…new organisation formed to get them involved in oil and gas sector
By Navendra Seoraj
A GROUP of young people have pooled their resources and ideas together to form the Youth and Oil Association (YOA), which is aimed at empowering young entrepreneurs and professionals to take advantage of direct and indirect opportunities in the budding oil and gas sector.
Over the years, young people have been taking a front seat in development, so it was only fitting for them to feel the benefits from what is expected to be a massive petroleum industry.
“The YOA came about as a result of Guyana’s two richest resources, youth and oil, which we have in abundance…one is being explored and extracted and the other is yet to be explored and extracted, so we took it on ourselves to bring about something which young businesses and individuals are in need of,” said President of YOA, Dennon Lewis, during his remarks at the launch of the association, last Thursday.
The association is a Non-Governmental Organisation (NGO) and not-for-profit organisation, which was established to help youth-based businesses become more viable and sustainable, so that they can benefit from the various opportunities as well as the spill-offs from the oil industry.
Lewis said the association hopes to educate individuals on the direct and indirect benefits in oil and gas, and to advocate for the right policies, which would result in young people benefitting from the emerging industry. The YOA already intends on pushing for the implementation of the Local Content Policy which has been on the discussion table for a while.
As they push for local involvement, the group also intends on paying close attention to the reality that many young people are yet to understand the direct link between their ventures and the oil and gas sector. For instance, it is unclear how an entertainer brining artistes to Guyana or how someone in the transportation sector will benefit from the oil and gas sector.
“Our aim is to bring this information to the young people and assist them in getting the right standards and quality, the right certifications, so they can be competitive like the other businesses,” said Lewis.
The mission of the YOA is to create opportunities for Guyanese youth from oil and gas through education, advocacy and support.
YOA believes that by educating individuals about the oil sector, persons would be more equipped to benefit from the ripple effect of the sector and will be further empowered to cash in on the other opportunities available through indirect industries and sectors.
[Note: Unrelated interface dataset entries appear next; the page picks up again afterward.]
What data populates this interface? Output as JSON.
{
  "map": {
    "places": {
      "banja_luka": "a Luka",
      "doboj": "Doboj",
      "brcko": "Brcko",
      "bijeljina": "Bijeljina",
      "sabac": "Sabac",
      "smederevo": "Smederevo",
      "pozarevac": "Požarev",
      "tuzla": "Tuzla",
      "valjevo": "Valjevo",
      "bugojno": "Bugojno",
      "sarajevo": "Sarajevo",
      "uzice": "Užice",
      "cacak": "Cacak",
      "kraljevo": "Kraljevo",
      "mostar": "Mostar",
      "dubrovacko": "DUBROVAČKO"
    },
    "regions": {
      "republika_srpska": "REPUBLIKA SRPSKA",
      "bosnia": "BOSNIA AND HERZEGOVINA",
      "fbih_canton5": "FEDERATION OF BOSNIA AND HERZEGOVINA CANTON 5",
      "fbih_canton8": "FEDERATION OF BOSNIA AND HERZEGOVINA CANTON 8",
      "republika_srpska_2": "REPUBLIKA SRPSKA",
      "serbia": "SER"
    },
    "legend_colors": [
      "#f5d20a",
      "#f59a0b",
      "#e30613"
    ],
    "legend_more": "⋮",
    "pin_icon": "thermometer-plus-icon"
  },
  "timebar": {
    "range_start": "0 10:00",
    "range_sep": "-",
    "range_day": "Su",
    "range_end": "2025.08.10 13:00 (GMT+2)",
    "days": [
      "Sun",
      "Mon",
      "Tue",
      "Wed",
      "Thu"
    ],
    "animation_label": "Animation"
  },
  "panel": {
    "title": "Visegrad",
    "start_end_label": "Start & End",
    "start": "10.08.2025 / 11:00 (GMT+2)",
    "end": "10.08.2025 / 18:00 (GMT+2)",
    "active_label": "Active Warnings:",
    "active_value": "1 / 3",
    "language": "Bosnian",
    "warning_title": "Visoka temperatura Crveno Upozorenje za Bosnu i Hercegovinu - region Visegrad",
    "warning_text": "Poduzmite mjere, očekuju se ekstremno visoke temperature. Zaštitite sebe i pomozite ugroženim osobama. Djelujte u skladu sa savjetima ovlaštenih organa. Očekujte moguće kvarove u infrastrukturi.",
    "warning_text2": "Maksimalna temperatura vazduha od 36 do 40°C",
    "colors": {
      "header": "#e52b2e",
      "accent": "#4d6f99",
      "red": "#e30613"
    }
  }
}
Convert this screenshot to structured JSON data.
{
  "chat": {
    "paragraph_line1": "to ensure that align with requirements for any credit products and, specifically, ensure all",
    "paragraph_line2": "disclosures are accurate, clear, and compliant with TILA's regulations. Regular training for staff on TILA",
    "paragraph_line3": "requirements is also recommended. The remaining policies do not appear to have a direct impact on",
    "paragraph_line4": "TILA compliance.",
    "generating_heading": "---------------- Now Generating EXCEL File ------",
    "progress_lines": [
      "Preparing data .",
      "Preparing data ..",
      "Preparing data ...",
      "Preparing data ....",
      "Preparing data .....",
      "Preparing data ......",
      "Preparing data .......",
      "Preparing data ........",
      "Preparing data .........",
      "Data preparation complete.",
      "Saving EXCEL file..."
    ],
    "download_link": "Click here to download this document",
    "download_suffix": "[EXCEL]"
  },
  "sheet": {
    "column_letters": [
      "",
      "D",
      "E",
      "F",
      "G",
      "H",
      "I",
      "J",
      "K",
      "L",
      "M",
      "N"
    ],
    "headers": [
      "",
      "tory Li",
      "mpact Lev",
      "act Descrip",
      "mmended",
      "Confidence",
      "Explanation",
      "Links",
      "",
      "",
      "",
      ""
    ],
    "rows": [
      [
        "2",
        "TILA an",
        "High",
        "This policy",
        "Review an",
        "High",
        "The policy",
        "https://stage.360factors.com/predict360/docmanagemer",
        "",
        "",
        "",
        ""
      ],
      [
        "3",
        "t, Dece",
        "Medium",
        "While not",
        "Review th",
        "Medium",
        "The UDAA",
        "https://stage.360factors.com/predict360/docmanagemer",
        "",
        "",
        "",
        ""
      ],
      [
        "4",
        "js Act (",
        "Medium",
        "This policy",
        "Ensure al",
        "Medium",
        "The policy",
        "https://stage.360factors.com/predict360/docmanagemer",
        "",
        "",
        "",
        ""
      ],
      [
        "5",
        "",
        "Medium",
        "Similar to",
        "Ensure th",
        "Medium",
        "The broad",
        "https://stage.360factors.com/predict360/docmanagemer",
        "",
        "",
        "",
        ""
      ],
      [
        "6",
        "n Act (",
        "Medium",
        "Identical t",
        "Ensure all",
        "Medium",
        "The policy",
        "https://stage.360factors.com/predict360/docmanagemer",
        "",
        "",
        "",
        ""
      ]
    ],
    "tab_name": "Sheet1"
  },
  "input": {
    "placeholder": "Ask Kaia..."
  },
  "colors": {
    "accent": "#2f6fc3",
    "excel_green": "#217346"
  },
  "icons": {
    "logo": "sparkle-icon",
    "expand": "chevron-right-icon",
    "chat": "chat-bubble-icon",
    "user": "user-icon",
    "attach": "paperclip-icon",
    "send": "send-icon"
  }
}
The team, headed by a youth-centre executive body, will be working closely to provide support in the form of financing, coaching and technical expertise through partnerships with multiple organisations and companies.
“As it is right now we are in talks with local and international bodies which are in agreement with the calls for the association,” said Lewis, adding that the association is also engaging partners and organisations, which will offer technical services or provide capital for startup businesses.
One of the association’s affiliates, the Masterclass Institute, has already pledged $3M in scholarships for members of the association, who need training in the areas of entrepreneurship, technology, agriculture and leadership/management.
Another YOA affiliate, Kaizen Consultancy, has also offered to assist young people with the process of business registration and to guide them through the legal aspects of business in Guyana. “Young people are often discouraged from getting grants and funding because of the paperwork or they just find the process tedious… the consultancy company will help with things such as GRA, NIS and business registration so that every business that comes through is compliant with the local laws,” said Lewis.
The organisation, along with its affiliates, will also provide simplified information on oil and gas to its members. The association already has a total of 53 members from different regions and five affiliates.
Going forward in its first year, the association will be open and free so that young people could benefit from the services offered. From the second year, based on operation costs, there will be a membership fee. “We have members as far as Berbice…if we have thousands of young people we will consider having arms in various regions because if we put a cap we will limit persons,” said Lewis. To become a member of the YOA, persons must be between the ages of 16 and 35 years and must have a business or a business idea.
Legal Director of the YOA, Ayodele Roache, said persons have to be 18 years old to legally own a business, but the association has their limit at 16 years old because they intend on championing the call for the law to be changed. She said there is a lot to be done, but the association will “hit the ground running” and ensure that young people start seeing the benefits soon.